There certainly was no hint of conciliation in the government’s response to demonstrations against the rigged referendum, which Yildirim termed “unacceptable.” Protestors were arrested, many in dawn raids as if they were terrorists. The government charged Abdurrahman Atalay, a political activist who filed an election appeal, with “inciting hatred.” Law, courts, constitution, indeed most everything in Turkey, now is subordinate to Erdogan’s wishes.
Still, the referendum, by highlighting Erdogan’s willingness to subvert the vote of all Turks, may end up undermining his legitimacy. He looks like any other dictator wannabe seeking a democratic gloss for his oppressive rule. His claim to represent the Turkish people is further tarnished.
Even some AKP members and former supporters balked at his reach for dictatorial power. Istanbul, where he served as mayor, voted against him for the first time. He lost Ankara, the seat of government, Izmir, the third most populous city, and virtually every other major urban area. Even the Istanbul district, Uskudar, in which he owns a home and where he voted, came out against him.
These divisions almost certainly will deepen. Moreover, the economy has been deteriorating, threatening what many people view as his government’s greatest achievement. With no peaceful means to oppose Erdogan, some of his opponents might eventually turn to violence. The only good news may be that it won’t be easy for Erdogan to intensify the repression.
Turkey’s saga of liberty lost is not only a tragedy for the Turkish people. It undermines the country’s relationship with the West. Of course, Erdogan’s Turkey is not America’s only authoritarian ally. But Erdogan hasn’t just destroyed freedom for Turks. He’s turned his country into something other than an ally of the U.S. and Europe.
Obviously, as a sovereign nation Turkey is free to change direction—in fact, public opinion long has been among the most hostile to the U.S. But then Ankara’s membership in NATO should be reconsidered. Erdogan long played footsie with the Islamic State; his government apparently helped arm, sell oil from, and open Turkish territory for use by ISIS. More recently he has targeted the Syrian Kurds, U.S. allies against ISIS. Erdogan’s government has limited military cooperation with Washington while promoting lurid conspiracy tales against the U.S. government and snuggling close to Putin’s Russia.
Claims that Turkey is a “vital” member of NATO suggest a throwback to the Cold War when Ankara was an anchor against the Soviet Union. Today, despite the Ukraine conflict, Russia exhibits no aggressive designs against Europe and is not constrained by Turkey. Moreover, noted AEI’s Michael Rubin, Ankara’s purge carefully targeted pro‐Western military offices. Unfortunately, he added, “The Turkish military tilt toward Russia has gone beyond the symbolic.” Overall, Ankara is an inconstant, untrustworthy partner, actively flouting the alliance’s democratic values while hindering its geopolitical goals

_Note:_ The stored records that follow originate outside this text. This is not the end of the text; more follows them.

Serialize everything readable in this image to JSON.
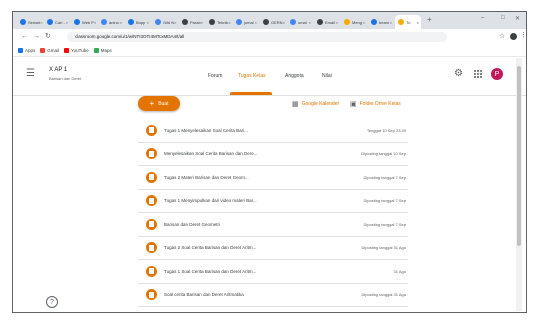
{
  "browser": {
    "tabs": [
      {
        "label": "Sensei",
        "color": "#1a73e8"
      },
      {
        "label": "Cari -",
        "color": "#1a73e8"
      },
      {
        "label": "Web P",
        "color": "#1a73e8"
      },
      {
        "label": "anino",
        "color": "#4285f4"
      },
      {
        "label": "Bupp",
        "color": "#1a73e8"
      },
      {
        "label": "Gild N",
        "color": "#4285f4"
      },
      {
        "label": "Parab",
        "color": "#3c4043"
      },
      {
        "label": "Teknik",
        "color": "#3c4043"
      },
      {
        "label": "jumal",
        "color": "#4285f4"
      },
      {
        "label": "GERN",
        "color": "#3c4043"
      },
      {
        "label": "umal",
        "color": "#4285f4"
      },
      {
        "label": "Email",
        "color": "#3c4043"
      },
      {
        "label": "Meng",
        "color": "#f9ab00"
      },
      {
        "label": "beam",
        "color": "#1a73e8"
      },
      {
        "label": "Tu",
        "color": "#f9ab00"
      }
    ],
    "url": "classroom.google.com/u/1/w/NTI3OTI4MTcxMDA4/t/all",
    "bookmarks": [
      {
        "label": "Apps",
        "color": "#1a73e8"
      },
      {
        "label": "Gmail",
        "color": "#ea4335"
      },
      {
        "label": "YouTube",
        "color": "#ff0000"
      },
      {
        "label": "Maps",
        "color": "#34a853"
      }
    ]
  },
  "classroom": {
    "class_name": "X AP 1",
    "class_subtitle": "Barisan dan Deret",
    "nav": [
      "Forum",
      "Tugas Kelas",
      "Anggota",
      "Nilai"
    ],
    "avatar_letter": "P",
    "create_label": "Buat",
    "calendar_link": "Google Kalender",
    "drive_link": "Folder Drive Kelas",
    "accent": "#e37400",
    "assignments": [
      {
        "title": "Tugas 1 Menyelesaikan Soal Cerita Bari...",
        "date": "Tenggat 10 Sep 23.59"
      },
      {
        "title": "Menyelesaikan Soal Cerita Barisan dan Dere...",
        "date": "Diposting tanggal 10 Sep"
      },
      {
        "title": "Tugas 2 Materi Barisan dan Deret Geom...",
        "date": "Diposting tanggal 7 Sep"
      },
      {
        "title": "Tugas 1 Menyimpulkan dari video materi Bar...",
        "date": "Diposting tanggal 7 Sep"
      },
      {
        "title": "Barisan dan Deret Geometri",
        "date": "Diposting tanggal 7 Sep"
      },
      {
        "title": "Tugas 2 Soal Cerita Barisan dan Deret Aritm...",
        "date": "Diposting tanggal 31 Agu"
      },
      {
        "title": "Tugas 1 Soal Cerita Barisan dan Deret Aritm...",
        "date": "31 Agu"
      },
      {
        "title": "Soal cerita Barisan dan Deret Aritmatika",
        "date": "Diposting tanggal 31 Agu"
      }
    ]
  }
}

Nevertheless, President Donald Trump made a cheery phone call to congratulate Erdogan after the vote and apparently invited Erdogan to visit for formal talks. The State Department gamely issued a statement backing Turkey’s “democratic development” and urging protection of “the fundamental rights and freedoms of all its citizens,” but no one believed that reflected the president’s position. Sadly, those betrayed by President Trump are America’s closest friends, liberals, secularists, and others who believe in a free and tolerant society. The president’s apparent hope that Erdogan will lead the fight against Islamic radicalism seems a long‐shot at best. The latter is more likely to become its exponent and practitioner.
The United States cannot fix the world. But Washington should not ignore the betrayal of fundamental values by supposed allies. In the case of Turkey, President Erdogan has abandoned its long‐standing affinity for the West. The problem today is not a conflict between America’s moral and strategic interest. Unfortunately, the Erdogan government flunks both tests.